Exercise data: Begin
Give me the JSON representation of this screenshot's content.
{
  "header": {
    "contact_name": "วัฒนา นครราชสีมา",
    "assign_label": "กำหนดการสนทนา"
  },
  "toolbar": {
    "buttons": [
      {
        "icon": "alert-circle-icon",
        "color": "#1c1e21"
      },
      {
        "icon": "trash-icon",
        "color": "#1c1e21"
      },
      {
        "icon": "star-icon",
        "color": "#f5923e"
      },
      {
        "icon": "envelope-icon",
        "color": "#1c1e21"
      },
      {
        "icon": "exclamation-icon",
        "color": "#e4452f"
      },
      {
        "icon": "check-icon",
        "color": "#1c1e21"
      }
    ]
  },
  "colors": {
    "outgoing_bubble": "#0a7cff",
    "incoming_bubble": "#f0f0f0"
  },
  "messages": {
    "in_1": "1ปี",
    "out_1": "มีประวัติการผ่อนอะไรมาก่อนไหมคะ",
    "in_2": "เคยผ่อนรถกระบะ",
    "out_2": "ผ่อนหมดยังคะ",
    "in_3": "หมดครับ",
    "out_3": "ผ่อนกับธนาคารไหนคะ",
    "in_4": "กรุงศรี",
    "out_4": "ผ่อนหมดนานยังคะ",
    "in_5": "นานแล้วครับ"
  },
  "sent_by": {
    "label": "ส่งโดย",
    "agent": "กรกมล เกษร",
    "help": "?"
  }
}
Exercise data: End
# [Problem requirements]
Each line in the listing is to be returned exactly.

# [Exercise solution]
Give me the JSON representation of this screenshot's content.
{
  "header": {
    "contact_name": "วัฒนา นครราชสีมา",
    "assign_label": "กำหนดการสนทนา"
  },
  "toolbar": {
    "buttons": [
      {
        "icon": "alert-circle-icon",
        "color": "#1c1e21"
      },
      {
        "icon": "trash-icon",
        "color": "#1c1e21"
      },
      {
        "icon": "star-icon",
        "color": "#f5923e"
      },
      {
        "icon": "envelope-icon",
        "color": "#1c1e21"
      },
      {
        "icon": "exclamation-icon",
        "color": "#e4452f"
      },
      {
        "icon": "check-icon",
        "color": "#1c1e21"
      }
    ]
  },
  "colors": {
    "outgoing_bubble": "#0a7cff",
    "incoming_bubble": "#f0f0f0"
  },
  "messages": {
    "in_1": "1ปี",
    "out_1": "มีประวัติการผ่อนอะไรมาก่อนไหมคะ",
    "in_2": "เคยผ่อนรถกระบะ",
    "out_2": "ผ่อนหมดยังคะ",
    "in_3": "หมดครับ",
    "out_3": "ผ่อนกับธนาคารไหนคะ",
    "in_4": "กรุงศรี",
    "out_4": "ผ่อนหมดนานยังคะ",
    "in_5": "นานแล้วครับ"
  },
  "sent_by": {
    "label": "ส่งโดย",
    "agent": "กรกมล เกษร",
    "help": "?"
  }
}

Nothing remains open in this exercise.